Intellectual Property. It is the latest hot thing to base a business on, or use as a strategic weapon against competitors. Mention IP and the big money people’s eyes start to twinkle. IP rights are non-tangible assets dealing with monopoly over knowledge. Mummm… Monopoly.
The IP laws are an attempt to find balance between the rights of the IP owners, and the need for progress of the sciences and arts. They try to give inventors, authors and programmers the opportunity to make a return on their investment.
Then the knowledge becomes public domain — usable by anyone. No restrictions. No costs. That’s why there are so many small productions and reproductions of Shakespeare and Beethoven.
Some of the earliest examples of IP law were Letters Patent, granted by the English royalty to inventors in the 15th century. Copyright law appeared later, first with publishers claiming complete ownership over reproduction forever. In 1710 the British Parliament enacted the Statute of Anne, which limited the terms of a copyrighted work.
The United States incorporated the English statute, and the common law of the time, into their Constitution, making copyright law the province of federal law makers. At nearly the same time, in 1790, the first patent was granted in the US.
Similar laws have been adopted by many other countries around the world, with adjustments occasionally made to tweak them to be more appropriate for the times. One such adjustment was the US decision to allow the patenting of software algorithms and business methods.
Things haven’t been the same since.
Flash — we’re back in 1986. British Telecom (BT) is granted US patent number 4873662. It vaguely describes a method a piece of computer software mitigates navigation by a user through pages of data; it was describing a Teledon type system which was never marketed successfully. BT did no additional development with the technology.
Skipping back to modern day, we see the work of Tim Berners-Lee, Marc Andreeson and the entire Internet community in creating an unprecedented advance of human communications. Just about anyone who wants to can be connected to a global network of knowledge.
So what does BT do? Claiming their patent covers the entire concept of the linking in WWW, they send notices to 17 U.S. Internet Service Providers (ISPs) informing them they’re in violation, and ask them to begin negotiating licensing fees for the right to use WWW technologies. Technologies they had nothing to do with developing.
On December 5th, 2000, BT file suit against Prodigy, a smaller player who’s likely to have limited resources to fight the case, thus increasing BT’s chance of a favorable precedent. BT has found a way around the annoying management issues of actually producing anything of value — be a parasite on those who do.
Unfortunately, the BT case is only one example from a huge list of inappropriate patents being granted, and then being used to stifle competition. Take a look at Rambus Inc., a late-comer to the computer memory manufacturing industry — they have patents which give it rights to royalties on fundamental memory technologies long used by every computer memory and processor manufacturer in the world.
Then there’s eBay, which recently patented, along with other obvious concepts, the idea of “one-click shopping”. Built upon HTTP Cookies, a protocol extension introduced by Netscape and released into the public domain, designed to allow easier context maintenance (keeping track of you) across browser page clicks and sessions. eBay promptly sued its competitor Barnsandnoble.com for infringement.

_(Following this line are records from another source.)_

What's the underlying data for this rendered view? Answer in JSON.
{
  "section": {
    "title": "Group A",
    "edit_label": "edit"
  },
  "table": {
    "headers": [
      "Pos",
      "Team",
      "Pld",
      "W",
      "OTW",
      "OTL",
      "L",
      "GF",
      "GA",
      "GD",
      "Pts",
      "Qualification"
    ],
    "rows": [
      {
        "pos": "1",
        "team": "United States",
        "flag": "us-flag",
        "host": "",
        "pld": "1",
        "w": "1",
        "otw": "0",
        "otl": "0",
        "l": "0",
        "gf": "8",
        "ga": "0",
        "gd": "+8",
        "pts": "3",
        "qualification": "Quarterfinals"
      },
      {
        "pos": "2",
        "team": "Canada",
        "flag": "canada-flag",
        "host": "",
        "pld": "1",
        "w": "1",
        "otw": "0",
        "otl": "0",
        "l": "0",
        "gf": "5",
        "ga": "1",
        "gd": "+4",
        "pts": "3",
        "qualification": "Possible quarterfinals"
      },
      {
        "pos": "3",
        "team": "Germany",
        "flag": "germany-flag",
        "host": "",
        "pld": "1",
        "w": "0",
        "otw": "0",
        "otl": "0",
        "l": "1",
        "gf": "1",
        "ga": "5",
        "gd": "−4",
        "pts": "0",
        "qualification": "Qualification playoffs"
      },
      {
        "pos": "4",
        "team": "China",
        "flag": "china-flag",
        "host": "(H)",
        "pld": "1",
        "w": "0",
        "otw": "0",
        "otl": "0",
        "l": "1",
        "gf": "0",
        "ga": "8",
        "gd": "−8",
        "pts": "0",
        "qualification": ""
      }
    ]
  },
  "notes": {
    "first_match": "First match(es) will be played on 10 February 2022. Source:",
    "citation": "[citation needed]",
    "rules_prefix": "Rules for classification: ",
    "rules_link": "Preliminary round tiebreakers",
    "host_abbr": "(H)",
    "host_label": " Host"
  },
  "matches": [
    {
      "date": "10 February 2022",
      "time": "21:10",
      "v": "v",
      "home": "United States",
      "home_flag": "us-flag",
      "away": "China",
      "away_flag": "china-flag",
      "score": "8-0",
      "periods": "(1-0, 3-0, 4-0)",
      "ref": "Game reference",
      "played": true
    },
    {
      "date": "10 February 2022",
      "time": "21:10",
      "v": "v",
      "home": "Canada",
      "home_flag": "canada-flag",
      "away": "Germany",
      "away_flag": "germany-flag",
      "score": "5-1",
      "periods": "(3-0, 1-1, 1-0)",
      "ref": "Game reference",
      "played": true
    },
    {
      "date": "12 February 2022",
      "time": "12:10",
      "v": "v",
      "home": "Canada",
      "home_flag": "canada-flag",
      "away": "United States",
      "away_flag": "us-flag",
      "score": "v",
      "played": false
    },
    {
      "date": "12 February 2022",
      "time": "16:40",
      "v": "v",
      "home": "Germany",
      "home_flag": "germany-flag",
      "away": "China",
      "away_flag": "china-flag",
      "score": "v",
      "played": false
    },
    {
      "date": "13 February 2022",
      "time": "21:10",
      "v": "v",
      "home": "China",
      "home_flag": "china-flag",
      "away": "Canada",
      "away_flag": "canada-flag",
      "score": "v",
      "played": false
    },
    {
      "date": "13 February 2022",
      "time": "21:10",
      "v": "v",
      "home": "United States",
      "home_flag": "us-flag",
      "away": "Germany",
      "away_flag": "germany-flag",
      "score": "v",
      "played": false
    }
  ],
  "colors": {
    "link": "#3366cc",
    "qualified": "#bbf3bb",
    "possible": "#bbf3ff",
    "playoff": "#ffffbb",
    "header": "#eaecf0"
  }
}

They won the first round, but recently lost on appeal.
While Canada and most European countries don’t currently allow such patents, through the World Intellectual Property Organization (WIPO) the US is applying pressure to have its standards apply everywhere. Other proposed changes to international law could result in US companies being able to enforce their US IP rights to non-US consumers.
If there has ever been a need for the world to stand up to the US, this might very well be it. The current system is allowing patents on obvious ideas which contribute nothing once they expire.
Software patents, in particular, are just a bad idea. There are only so many ways to do some things, and giving a 20 year monopoly (the common term currently offered) in an industry with a “reinvention” rate measured in months is nothing short of stunned.
With the lawyers, and sometimes the courts, are where most patent and copyright disputes end up. This adds considerable risk to high-tech companies, particularly small ones.
It is common for large companies to have legions of patent lawyers filing applications for everything they possibly can. The idea is to generate enough of an arsenal to be able to negotiate a favorable arrangement if sued for infringement themselves. The patent inventory can also be used to attack other companies.
The small companies, of course, cannot ever hope to afford this. Relying instead on copyright to protect their IP, they must simply hope no one decides to interpret a patent broadly enough to endanger them.
Will these problems be addressed? Likely very slowly and expensively through the courts. International pressure could also be applied, but that will rely on smart politicians willing to understand the issues and take a stand.
I’m betting on the courts. Pack a lunch.
Published in the Victoria Business Examiner.